How to complete this task: Write out every line from the listing below where the string "title" is found.

Records to use:
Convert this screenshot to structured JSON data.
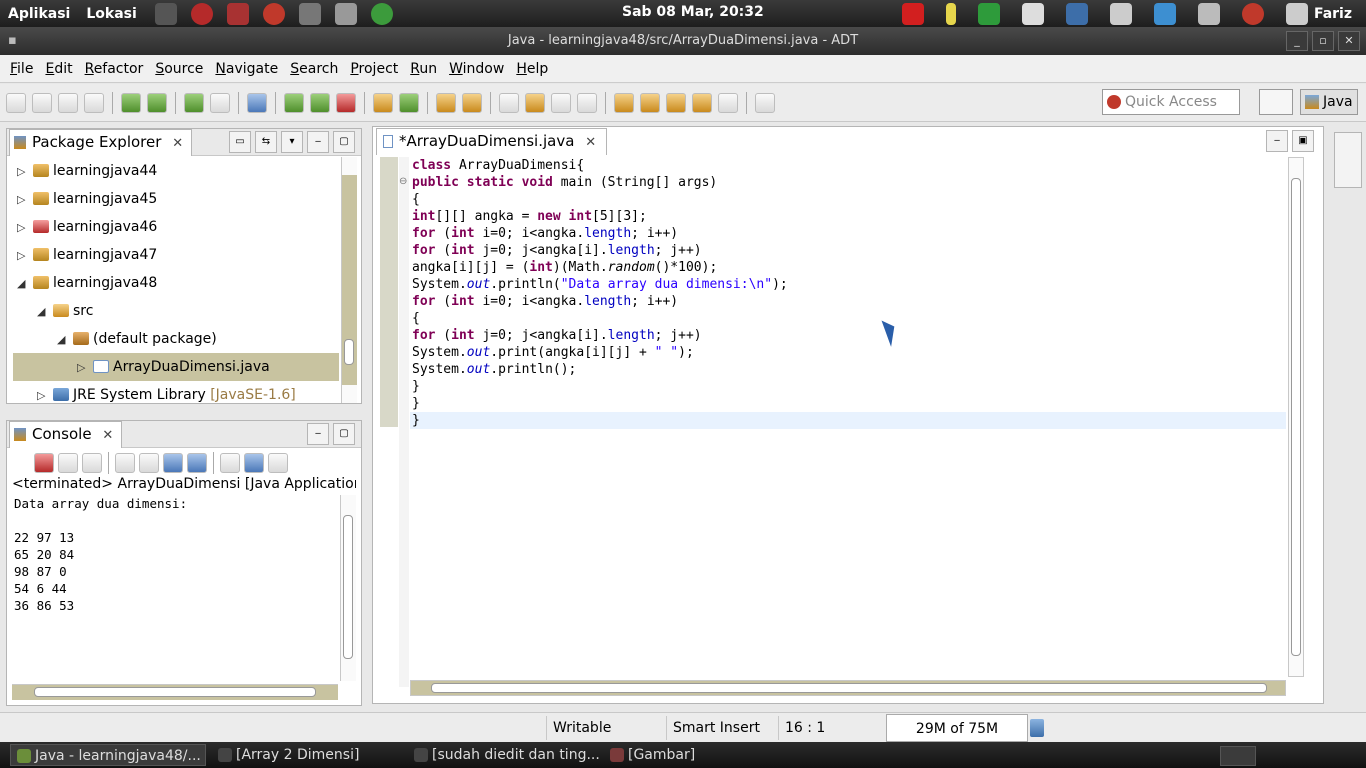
{
  "top_panel": {
    "menus": [
      "Aplikasi",
      "Lokasi"
    ],
    "clock": "Sab 08 Mar, 20:32",
    "user": "Fariz"
  },
  "window": {
    "title": "Java - learningjava48/src/ArrayDuaDimensi.java - ADT"
  },
  "menu_bar": [
    "File",
    "Edit",
    "Refactor",
    "Source",
    "Navigate",
    "Search",
    "Project",
    "Run",
    "Window",
    "Help"
  ],
  "toolbar": {
    "quick_access_placeholder": "Quick Access",
    "perspective": "Java"
  },
  "package_explorer": {
    "title": "Package Explorer",
    "items": [
      {
        "label": "learningjava44",
        "arrow": "▷",
        "icon": "project-icon"
      },
      {
        "label": "learningjava45",
        "arrow": "▷",
        "icon": "project-icon"
      },
      {
        "label": "learningjava46",
        "arrow": "▷",
        "icon": "project-error-icon"
      },
      {
        "label": "learningjava47",
        "arrow": "▷",
        "icon": "project-icon"
      },
      {
        "label": "learningjava48",
        "arrow": "◢",
        "icon": "project-icon"
      },
      {
        "label": "src",
        "arrow": "◢",
        "icon": "source-folder-icon"
      },
      {
        "label": "(default package)",
        "arrow": "◢",
        "icon": "package-icon"
      },
      {
        "label": "ArrayDuaDimensi.java",
        "arrow": "▷",
        "icon": "java-file-icon"
      },
      {
        "label": "JRE System Library",
        "suffix": "[JavaSE-1.6]",
        "arrow": "▷",
        "icon": "jre-library-icon"
      }
    ]
  },
  "console": {
    "title": "Console",
    "status": "<terminated> ArrayDuaDimensi [Java Application] /usr",
    "output": [
      "Data array dua dimensi:",
      "",
      "22 97 13",
      "65 20 84",
      "98 87 0",
      "54 6 44",
      "36 86 53"
    ]
  },
  "editor": {
    "tab_label": "*ArrayDuaDimensi.java",
    "code": [
      "class ArrayDuaDimensi{",
      "public static void main (String[] args)",
      "{",
      "int[][] angka = new int[5][3];",
      "for (int i=0; i<angka.length; i++)",
      "for (int j=0; j<angka[i].length; j++)",
      "angka[i][j] = (int)(Math.random()*100);",
      "System.out.println(\"Data array dua dimensi:\\n\");",
      "for (int i=0; i<angka.length; i++)",
      "{",
      "for (int j=0; j<angka[i].length; j++)",
      "System.out.print(angka[i][j] + \" \");",
      "System.out.println();",
      "}",
      "}",
      "}"
    ]
  },
  "status_bar": {
    "writable": "Writable",
    "insert_mode": "Smart Insert",
    "position": "16 : 1",
    "heap": "29M of 75M"
  },
  "taskbar": [
    {
      "label": "Java - learningjava48/...",
      "active": true
    },
    {
      "label": "[Array 2 Dimensi]",
      "active": false
    },
    {
      "label": "[sudah diedit dan ting...",
      "active": false
    },
    {
      "label": "[Gambar]",
      "active": false
    }
  ]
}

The completed task:
    "title": "Java - learningjava48/src/ArrayDuaDimensi.java - ADT"
    "title": "Package Explorer",
    "title": "Console",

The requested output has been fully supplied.